On appeal from the Superior Court of New Jersey, Law Division, Civil Part, Bergen County, L-6991-02.
The opinion of the court was delivered by: Kestin, P.J.A.D.
NOT FOR PUBLICATION WITHOUT THE APPROVAL OF THE APPELLATE DIVISION
Argued: September 13, 2005
Before Judges Kestin, R. B. Coleman and Seltzer.
Plaintiff appeals from an order granting defendant's motion for summary judgment and dismissing the complaint. We reverse and remand.
Plaintiff was injured in a motor vehicle accident on November 22, 2000. The complaint in this matter was filed on August 8, 2002. Following discovery, defendant filed a motion for summary judgment seeking dismissal of the complaint pursuant to the applicable verbal threshold in N.J.S.A. 39:6A-8a, a provision of the Automobile Insurance Cost Reduction Act of 1998 (AICRA). Defendant contended, inter alia, that plaintiff had not made an adequate showing that he had sustained a serious injury of a permanent nature in the accident; that plaintiff had proffered no evidence that his alleged injuries had inflicted a significant impact on his life; and that plaintiff had failed to provide the comparative analysis, required by Polk v. Daconceicao, 268 N.J. Super. 568 (App. Div. 1993), of his pre-existing back injury and subsequent shoulder lesion/mass with the injuries allegedly sustained in the accident that gave rise to this suit.
The physician's certification required by statute as a condition for maintaining a cause of action, see N.J.S.A. 39:6A-8a, had been provided by a chiropractor, Dr. David Podell. He certified in general terms that "within a reasonable degree of medical probability [plaintiff] has sustained permanent injury that will have permanent residual sequelae." The certification went on to add: "It is my further opinion . . . within a reasonable degree of medical probability, that although further treatment in the future may alleviate some symptomatology, the permanent residuals of the injury cannot be completely resolved by way of further medical treatment intervention and there will always be some aspect of residual permanent injury experienced for the balance of [plaintiff's] lifetime."

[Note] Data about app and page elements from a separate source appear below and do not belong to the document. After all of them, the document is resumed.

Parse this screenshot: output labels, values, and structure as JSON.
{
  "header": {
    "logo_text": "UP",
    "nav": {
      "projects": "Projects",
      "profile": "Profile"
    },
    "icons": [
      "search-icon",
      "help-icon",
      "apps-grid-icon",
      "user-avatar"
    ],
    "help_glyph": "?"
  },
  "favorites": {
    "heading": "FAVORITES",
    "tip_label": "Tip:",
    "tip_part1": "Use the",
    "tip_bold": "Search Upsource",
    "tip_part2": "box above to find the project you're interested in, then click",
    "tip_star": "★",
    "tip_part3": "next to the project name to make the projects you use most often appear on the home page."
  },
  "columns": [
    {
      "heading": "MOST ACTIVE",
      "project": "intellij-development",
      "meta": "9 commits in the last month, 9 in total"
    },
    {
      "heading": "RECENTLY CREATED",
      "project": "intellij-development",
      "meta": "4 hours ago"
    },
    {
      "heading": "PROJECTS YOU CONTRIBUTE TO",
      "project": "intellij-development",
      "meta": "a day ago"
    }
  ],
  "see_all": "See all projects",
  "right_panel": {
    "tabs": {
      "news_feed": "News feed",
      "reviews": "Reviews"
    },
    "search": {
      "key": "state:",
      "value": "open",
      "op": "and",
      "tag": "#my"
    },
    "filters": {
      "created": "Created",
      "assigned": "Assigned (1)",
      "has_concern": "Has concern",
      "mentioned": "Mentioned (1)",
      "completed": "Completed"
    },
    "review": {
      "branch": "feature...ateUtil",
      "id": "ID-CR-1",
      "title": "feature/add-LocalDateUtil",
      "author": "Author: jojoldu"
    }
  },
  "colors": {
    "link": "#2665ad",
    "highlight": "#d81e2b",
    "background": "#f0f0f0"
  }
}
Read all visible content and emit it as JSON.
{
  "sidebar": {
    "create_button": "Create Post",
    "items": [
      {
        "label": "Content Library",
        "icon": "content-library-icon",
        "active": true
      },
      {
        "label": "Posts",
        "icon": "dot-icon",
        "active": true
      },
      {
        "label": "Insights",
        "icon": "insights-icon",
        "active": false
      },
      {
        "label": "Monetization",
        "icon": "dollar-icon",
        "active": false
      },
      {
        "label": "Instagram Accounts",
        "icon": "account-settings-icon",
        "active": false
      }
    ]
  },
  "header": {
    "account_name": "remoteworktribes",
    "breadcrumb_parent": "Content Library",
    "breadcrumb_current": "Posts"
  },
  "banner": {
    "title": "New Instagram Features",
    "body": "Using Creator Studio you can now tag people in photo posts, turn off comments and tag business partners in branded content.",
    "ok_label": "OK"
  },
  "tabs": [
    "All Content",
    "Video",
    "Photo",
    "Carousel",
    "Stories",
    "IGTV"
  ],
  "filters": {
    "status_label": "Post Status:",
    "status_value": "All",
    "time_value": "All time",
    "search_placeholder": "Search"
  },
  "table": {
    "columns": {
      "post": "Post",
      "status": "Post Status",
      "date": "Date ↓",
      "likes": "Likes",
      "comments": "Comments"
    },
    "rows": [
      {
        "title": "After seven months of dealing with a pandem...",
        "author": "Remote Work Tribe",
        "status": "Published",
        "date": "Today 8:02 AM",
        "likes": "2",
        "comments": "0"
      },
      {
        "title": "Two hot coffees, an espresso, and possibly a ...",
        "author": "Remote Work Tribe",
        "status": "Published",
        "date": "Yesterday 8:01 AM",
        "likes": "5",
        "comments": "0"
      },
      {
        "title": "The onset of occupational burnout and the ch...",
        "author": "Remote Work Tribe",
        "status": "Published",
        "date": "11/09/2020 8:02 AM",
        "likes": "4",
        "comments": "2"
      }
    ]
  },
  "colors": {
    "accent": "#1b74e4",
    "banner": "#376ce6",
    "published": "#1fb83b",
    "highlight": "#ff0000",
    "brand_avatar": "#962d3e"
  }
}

As the matter came before the trial court on summary judgment, plaintiff's specific allegations of injuries were recited in his opposing certification as follows:
Ever since the . . . accident, I have continued to suffer from numerous serious injuries, including cervical herniations in my neck and a partially torn rotator cuff in my left shoulder, as evidenced by MRI examinations. Prior to the subject accident, I had never injured or experienced medical problems with my neck or my left shoulder. Similarly, I have not been involved in any traumatic events subsequent to  November 22, 2000, and, thus, have not re-injured my neck or my left shoulder.
The certification went on to describe the effects of the injuries on plaintiff's lifestyle activities. Plaintiff asserted that the injuries and limitations had been continuous since the accident and he specified two pain medications that he continued to take.
Among the other papers submitted in opposition to the motion were: Dr. Podell's medical report dated March 15, 2004, revising and updating his initial report of April 1, 2002. Both of those documents recited diagnoses of cervical, thoracic, and lumbar spine injuries, and mentioned "right ankle tenosynovitis." The later report added "multiple cervical disc herniations" and "sprain/strain of the left shoulder with partial tear" to the initial diagnoses. Plaintiff's opposition papers also included a report and office records from Dr. Ira Esformes, M.D.; and an office note and report that plaintiff represented was from a Dr. Gross. Additionally, plaintiff submitted a certification from a podiatrist, Dr. Morris R. Morin, reporting a January 24, 2004 diagnosis of peroneal tendonitis (right foot) for which he had treated plaintiff, and opining that that injury was a result of the November 2000 accident and that "injuries of this type can become permanent." The record discloses hospital emergency room notes entered a week after the accident listing right foot pain and possible Achilles tendonitis.
At oral argument on the motion for summary judgment, plaintiff conceded, as he has before us, that the conditions described as a left shoulder lesion/mass were unrelated to the accident, but he has continued to assert that the rotator cuff tear in that shoulder was a separate, related injury.
In deciding the matter adversely to plaintiff, the motion judge stated: "[T]here are no objective tests that indicate [plaintiff] has a permanent injury that will not heal." Referring to the ...